Splash after splash, the swimmer kicks his way toward shore.
It’s Him. I know it’s Him.
I’ve got to reach Him.
I’ve got to repent.
Tell Him I’m sorry.
A wave hits his face—he gulps water instead of air.
It’s not him…
It’s not. Turn back.
The men in the boat groan with the load. One yells, “Hey, come back! Help us lift!”
Go back. Don’t abandon your friends.
He shakes his head, clinches his jaw and continues to stroke arm over arm toward shore.
He won’t forgive you. It’s too late. You abandoned Him. You loser.
The swimmer slows his pace. Why’d I jump? I always do that—jump first, think later. I should’ve stayed in the boat. That’s where I belong. I’m a fisherman—for fish, not men. Now, He’ll think I’m still the same old impetuous, loud mouth traitor…maybe I am. After all, I turned my back on my Friend…not just my friend, but the Son of God. I denied Him; not once, but thrice. Three times…I’m doomed. I should just quit…sink—let the sea have me. I’m not worthy.
He stops kicking, his arms go limp. He releases air from his lungs, and slowly descends.
The men in the boat are busy holding the net and rowing toward shore.
The Man by the fire walks to the edge of the water. Remember when I called you to become a fisher of men? It was a great catch that day… remember? I heard what you said: “At your word, I’ll let down the net.” I also heard what you were thinking: “This is dumb…why should I let some preacher tell me how to fish? I know what I’m doing.” …and then, the net broke. This time Peter, the net won’t break—and neither will you.

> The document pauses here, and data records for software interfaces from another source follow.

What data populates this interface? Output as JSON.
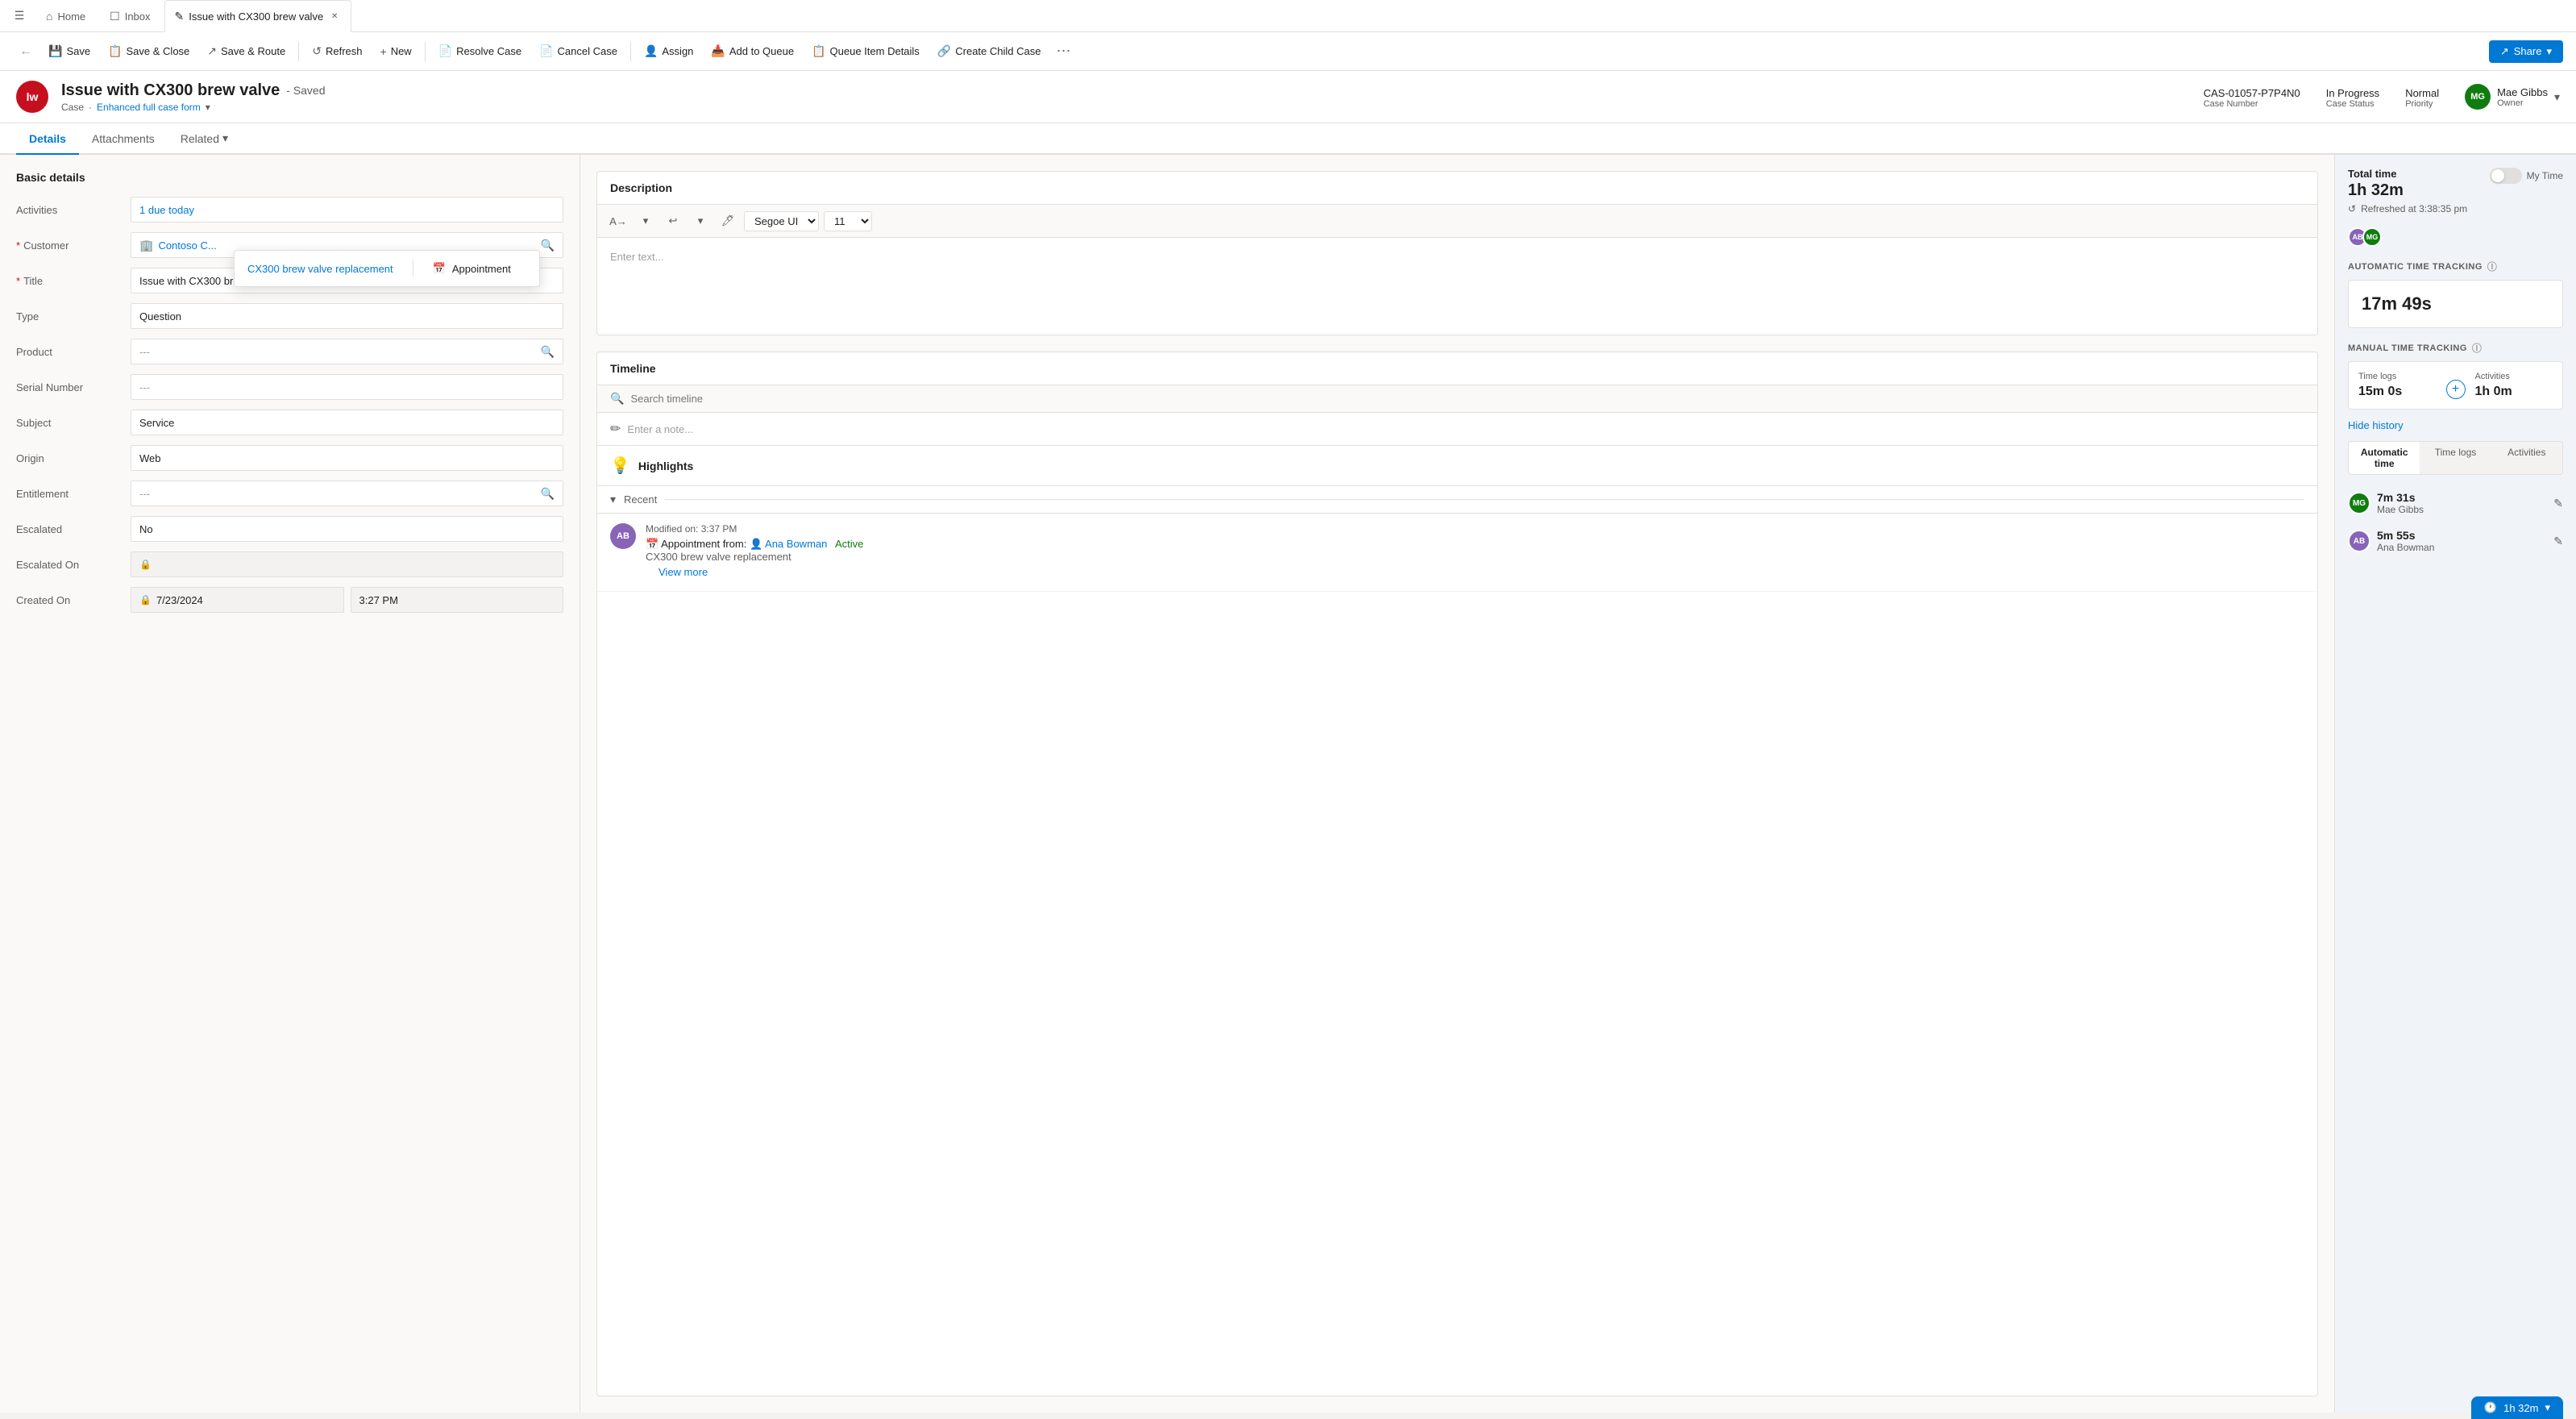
{
  "topnav": {
    "hamburger_label": "☰",
    "tabs": [
      {
        "id": "home",
        "label": "Home",
        "icon": "⌂",
        "closable": false,
        "active": false
      },
      {
        "id": "inbox",
        "label": "Inbox",
        "icon": "☐",
        "closable": false,
        "active": false
      },
      {
        "id": "case",
        "label": "Issue with CX300 brew valve",
        "icon": "✎",
        "closable": true,
        "active": true
      }
    ]
  },
  "commandbar": {
    "back_label": "←",
    "buttons": [
      {
        "id": "save",
        "icon": "💾",
        "label": "Save"
      },
      {
        "id": "save-close",
        "icon": "📋",
        "label": "Save & Close"
      },
      {
        "id": "save-route",
        "icon": "↗",
        "label": "Save & Route"
      },
      {
        "id": "refresh",
        "icon": "↺",
        "label": "Refresh"
      },
      {
        "id": "new",
        "icon": "+",
        "label": "New"
      },
      {
        "id": "resolve-case",
        "icon": "📄",
        "label": "Resolve Case"
      },
      {
        "id": "cancel-case",
        "icon": "📄",
        "label": "Cancel Case"
      },
      {
        "id": "assign",
        "icon": "👤",
        "label": "Assign"
      },
      {
        "id": "add-to-queue",
        "icon": "📥",
        "label": "Add to Queue"
      },
      {
        "id": "queue-item-details",
        "icon": "📋",
        "label": "Queue Item Details"
      },
      {
        "id": "create-child-case",
        "icon": "🔗",
        "label": "Create Child Case"
      }
    ],
    "more_label": "⋯",
    "share_label": "Share"
  },
  "case_header": {
    "avatar_initials": "lw",
    "avatar_bg": "#c50f1f",
    "title": "Issue with CX300 brew valve",
    "saved_badge": "- Saved",
    "subtitle_case": "Case",
    "subtitle_form": "Enhanced full case form",
    "case_number_label": "Case Number",
    "case_number": "CAS-01057-P7P4N0",
    "status_label": "Case Status",
    "status_value": "In Progress",
    "priority_label": "Priority",
    "priority_value": "Normal",
    "owner_label": "Owner",
    "owner_name": "Mae Gibbs",
    "owner_avatar_initials": "MG",
    "owner_avatar_bg": "#107c10"
  },
  "tabs": [
    {
      "id": "details",
      "label": "Details",
      "active": true
    },
    {
      "id": "attachments",
      "label": "Attachments",
      "active": false
    },
    {
      "id": "related",
      "label": "Related",
      "active": false,
      "has_dropdown": true
    }
  ],
  "form": {
    "section_title": "Basic details",
    "fields": [
      {
        "id": "activities",
        "label": "Activities",
        "value": "1 due today",
        "type": "link"
      },
      {
        "id": "customer",
        "label": "Customer",
        "value": "Contoso C...",
        "type": "link",
        "required": true,
        "icon": "🏢"
      },
      {
        "id": "title",
        "label": "Title",
        "value": "Issue with CX300 brew valve",
        "type": "text",
        "required": true
      },
      {
        "id": "type",
        "label": "Type",
        "value": "Question",
        "type": "text"
      },
      {
        "id": "product",
        "label": "Product",
        "value": "---",
        "type": "search"
      },
      {
        "id": "serial_number",
        "label": "Serial Number",
        "value": "---",
        "type": "text"
      },
      {
        "id": "subject",
        "label": "Subject",
        "value": "Service",
        "type": "text"
      },
      {
        "id": "origin",
        "label": "Origin",
        "value": "Web",
        "type": "text"
      },
      {
        "id": "entitlement",
        "label": "Entitlement",
        "value": "---",
        "type": "search"
      },
      {
        "id": "escalated",
        "label": "Escalated",
        "value": "No",
        "type": "text"
      },
      {
        "id": "escalated_on",
        "label": "Escalated On",
        "value": "",
        "type": "lock"
      },
      {
        "id": "created_on",
        "label": "Created On",
        "value": "7/23/2024",
        "type": "lock",
        "time": "3:27 PM"
      }
    ]
  },
  "dropdown_popup": {
    "link_label": "CX300 brew valve replacement",
    "appointment_icon": "📅",
    "appointment_label": "Appointment"
  },
  "description": {
    "title": "Description",
    "toolbar": {
      "translate_icon": "A→",
      "undo_icon": "↩",
      "redo_icon": "↪",
      "highlight_icon": "🖊",
      "font_value": "Segoe UI",
      "size_value": "11"
    },
    "placeholder": "Enter text..."
  },
  "timeline": {
    "title": "Timeline",
    "search_placeholder": "Search timeline",
    "note_placeholder": "Enter a note...",
    "highlights_title": "Highlights",
    "recent_label": "Recent",
    "entries": [
      {
        "id": "entry1",
        "avatar_initials": "AB",
        "avatar_bg": "#8764b8",
        "meta": "Modified on: 3:37 PM",
        "type": "Appointment from:",
        "from_icon": "👤",
        "from_name": "Ana Bowman",
        "status": "Active",
        "title": "CX300 brew valve replacement",
        "view_more": "View more"
      }
    ]
  },
  "time_tracking": {
    "total_label": "Total time",
    "total_value": "1h 32m",
    "my_time_label": "My Time",
    "refresh_label": "Refreshed at 3:38:35 pm",
    "user_dots": [
      {
        "initials": "AB",
        "bg": "#8764b8"
      },
      {
        "initials": "MG",
        "bg": "#107c10"
      }
    ],
    "auto_tracking_title": "AUTOMATIC TIME TRACKING",
    "auto_value": "17m 49s",
    "manual_tracking_title": "MANUAL TIME TRACKING",
    "time_logs_label": "Time logs",
    "time_logs_value": "15m 0s",
    "activities_label": "Activities",
    "activities_value": "1h 0m",
    "hide_history_label": "Hide history",
    "history_tabs": [
      "Automatic time",
      "Time logs",
      "Activities"
    ],
    "history_entries": [
      {
        "id": "mg-entry",
        "initials": "MG",
        "bg": "#107c10",
        "time": "7m 31s",
        "name": "Mae Gibbs"
      },
      {
        "id": "ab-entry",
        "initials": "AB",
        "bg": "#8764b8",
        "time": "5m 55s",
        "name": "Ana Bowman"
      }
    ],
    "status_bar_value": "1h 32m"
  }
}
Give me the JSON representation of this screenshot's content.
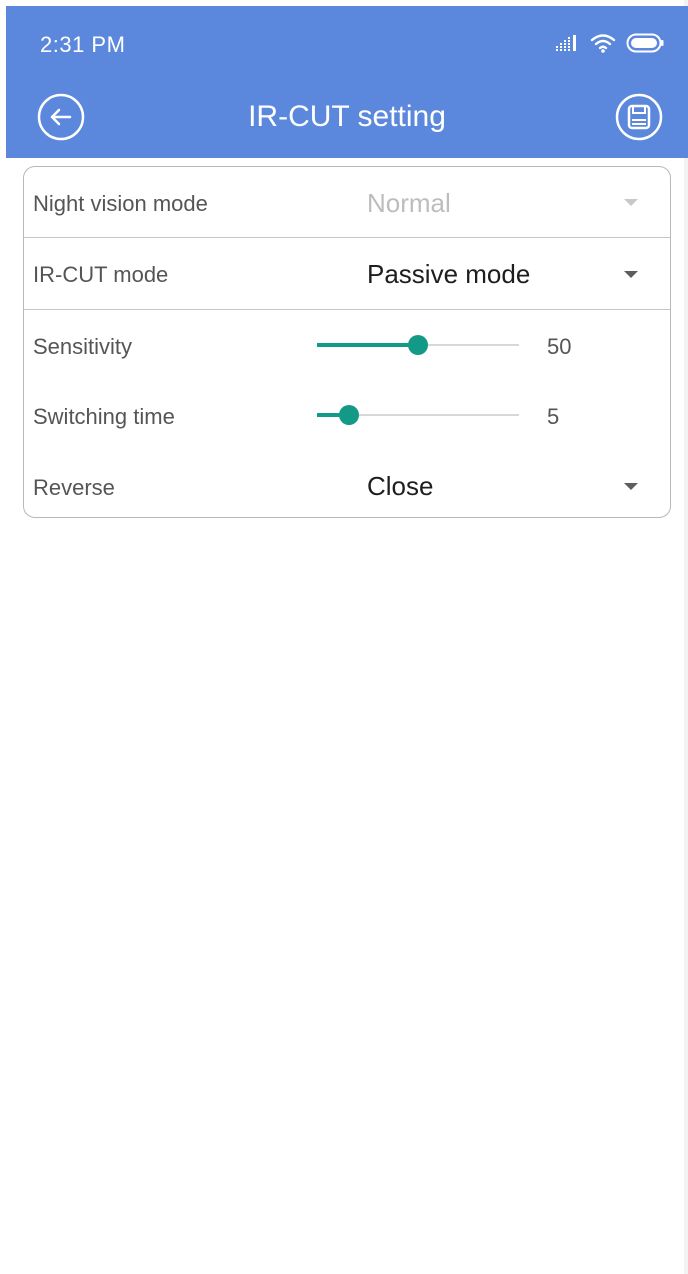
{
  "status_bar": {
    "time": "2:31 PM",
    "icons": [
      "signal-icon",
      "wifi-icon",
      "battery-icon"
    ]
  },
  "header": {
    "title": "IR-CUT setting",
    "back_icon": "back-arrow-icon",
    "save_icon": "save-icon",
    "background_color": "#5b88dd"
  },
  "settings": {
    "night_vision": {
      "label": "Night vision mode",
      "value": "Normal",
      "enabled": false
    },
    "ircut_mode": {
      "label": "IR-CUT mode",
      "value": "Passive mode"
    },
    "sensitivity": {
      "label": "Sensitivity",
      "value": "50",
      "level_fraction": 0.5
    },
    "switching_time": {
      "label": "Switching time",
      "value": "5",
      "level_fraction": 0.16
    },
    "reverse": {
      "label": "Reverse",
      "value": "Close"
    }
  },
  "colors": {
    "accent": "#139a86",
    "header": "#5b88dd"
  }
}
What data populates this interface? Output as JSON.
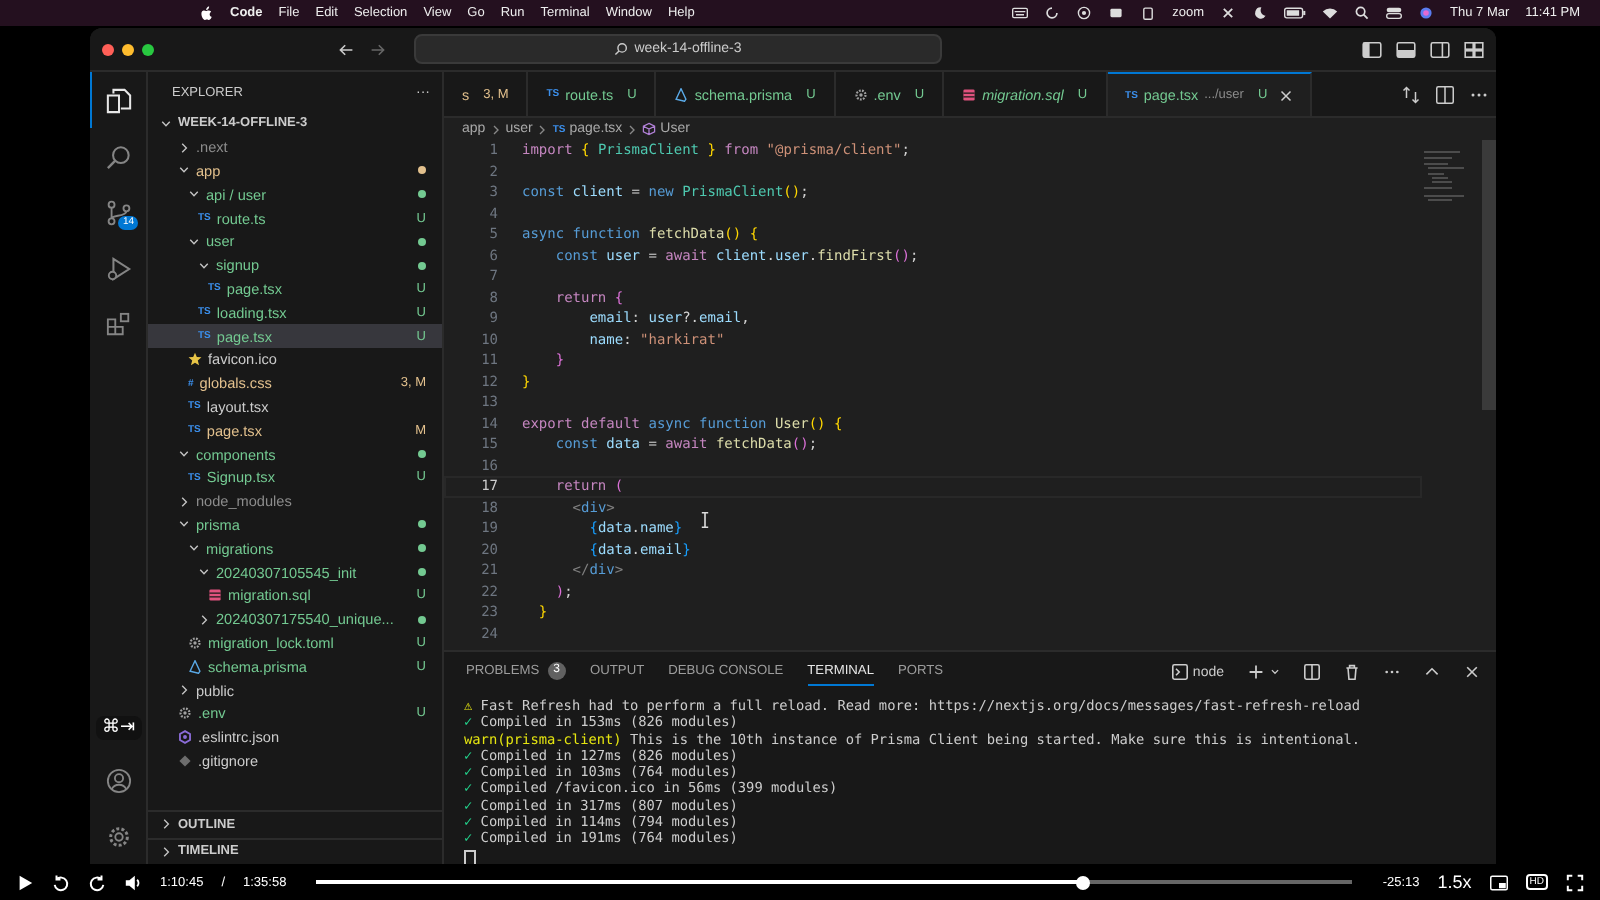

His lungs burn.
The light fades as darkness pulls him deep.
Death squeezes. Yes, this is where you belong—this is your new home.
Life bubbles from his lips.
All goes black.
All goes still.
But for the beating of his heart.
But then, this still, small, voice…Remember when I called you to become a fisher of men? It was a great catch that day…
That was a good day—that’s when I started to see Him for who He is—The Christ. It was before I blew it…before I denied Him…before I sank. But that was then. It’s too late…
Jesus takes one step into the water and stretches out His hand. Peter bar Jonah, I once prepared a fish to swallow a man named Jonah. Something I don’t want to repeat. I want to restore, but the choice is yours… “Come.”
It’s so cold, so dark—so familiar. I remember this place. I’ve been here before… I remember the day, Jesus told me, “Come” and I got out of the boat and walked on water. I actually walked on water. Me. But, like me, like always, I failed. I looked away. I turned from Him. I sank. So, here I am again, in this cold, darkness. It’s my destiny, my fate. I should have drowned that day…but His hand. He reached out His hand...
A brilliant Light penetrates the darkness and Peter catches a glimpse of His hand—only it’s different, wounded—pierced. Alive.
That same voice echoes through the watery grave, “Come.”
Hope becomes a buoy.
Peter claws toward the Light, and finally staggers to shore, toward the Man by the fire.
But then, he remembers…it was by a fire, I denied Him.
He stops. His eyes drop from the Man to the fire, to the sand. Tears can’t be seen for the water from the sea, but they’re there, just the same. How arrogantly I declared my allegiance above the others. How gently Jesus warned; “Three times, you will deny you even know Me.”
And now, He repeats three times—three times—the question and the call; one for each denial. “Peter, do you love Me, more than these?”
Peter can’t repeat the words, more than these. He can only drop to his knees. Not trusting his own heart, he whispers; “Yes, Lord, you know all things, you know I love you.”
Jesus smiles. He doesn’t see the mistakes, the denials, the loser, the quitter, the sin. He sees a man, a friend, a brother, a winner; baptized, fresh, clean and born again.
He helps Peter to his feet. Together they sit by the fire…and feast.
Story inspired from John 21
Dear friend, He still knows...still hears...no matter how deep, no matter how far—He reaches out a nail scarred hand and whispers “Do you love me?”
Behold, I stand at the door, and knock: if any man hear my voice, and open the door, I will come in to him, and will sup with him, and he with me. Revelation 3:20